There is more and more emphasis on the bottom line. Negotiators are getting ever more ruthless in their search for a "better deal" and sometimes the old "win-win" mantra is lost in the stampede.
One of the tactics we see most often used by - and sometimes against - clients is the late introduction of a procurement specialist to a negotiation. In many cases, this person is introduced rather shamefacedly by the regular negotiator; the excuse is given that they are just there to cast a paternal eye over proceedings and check that the deal is watertight.
I should perhaps explain at this point that this is not necessarily why they are there! More often than not, they are there to extract the last percentile point of discount from the deal.
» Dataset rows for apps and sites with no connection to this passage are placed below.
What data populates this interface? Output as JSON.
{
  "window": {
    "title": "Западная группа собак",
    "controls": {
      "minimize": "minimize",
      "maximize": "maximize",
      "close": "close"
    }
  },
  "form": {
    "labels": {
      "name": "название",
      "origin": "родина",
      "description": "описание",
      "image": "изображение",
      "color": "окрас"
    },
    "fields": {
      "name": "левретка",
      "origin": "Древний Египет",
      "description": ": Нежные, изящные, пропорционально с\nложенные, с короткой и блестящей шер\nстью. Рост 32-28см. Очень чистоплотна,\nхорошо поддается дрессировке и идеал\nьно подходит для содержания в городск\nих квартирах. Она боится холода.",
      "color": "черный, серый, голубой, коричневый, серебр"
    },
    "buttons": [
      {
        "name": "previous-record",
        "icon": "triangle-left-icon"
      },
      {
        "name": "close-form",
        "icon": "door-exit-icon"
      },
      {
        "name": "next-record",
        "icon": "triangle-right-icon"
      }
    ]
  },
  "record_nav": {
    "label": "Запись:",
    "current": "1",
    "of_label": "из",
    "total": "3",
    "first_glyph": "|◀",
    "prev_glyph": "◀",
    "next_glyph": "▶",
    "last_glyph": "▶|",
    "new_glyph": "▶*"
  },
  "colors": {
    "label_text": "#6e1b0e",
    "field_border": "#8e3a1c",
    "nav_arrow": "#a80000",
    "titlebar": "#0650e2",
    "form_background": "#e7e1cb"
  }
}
They are there, in other words, to expose the seller on probably the last issue that they want to be exposed on at that point - namely the price.
I recently heard a lovely story on this very topic. A hotel manager had been in negotiation with a client about a conference and the deal had been done. Two or three weeks before the conference was due to start, somebody from the client's procurement department phoned the hotel and suggested that there were a couple of points in the contract that needed tidied up and one of them (it turned out that it was the only one!) was the price. He demanded a further five per cent discount so that the conference could be brought in "on budget".
The hotelier went back to the buyer with an "either - or" proposal.
"I wasn't aware of the budget issue," he said, "when we discussed your conference. If it is an issue for you, I can address it by having twenty of your more junior personnel double up in shared bedrooms. Alternatively," he continued, "we can accommodate your delegates in single rooms, but that would have to be at the price I agreed with your colleague. Which would you prefer?"
Needless to report that the original deal went through.
You can see how clever the hotelkeeper was. Rather than haggle with the buyer and "split the difference", he gave alternatives, one of which exactly matched the buyer's stated need; the alternative, of course, was just the original deal, as previously agreed. It was all about appearing to give the other side what they wanted - but very much on his terms.
Robin Copland - Partner, Scotwork UK LLP
About the author:
I come from a sales background, firstly selling brands like Del Monte, Campbell’s and Nabisco to the grocery trade, then working in the hotel business, selling and marketing top-end brands like Gleneagles Hotel and the St Andrews Old Course Hotel to an international market.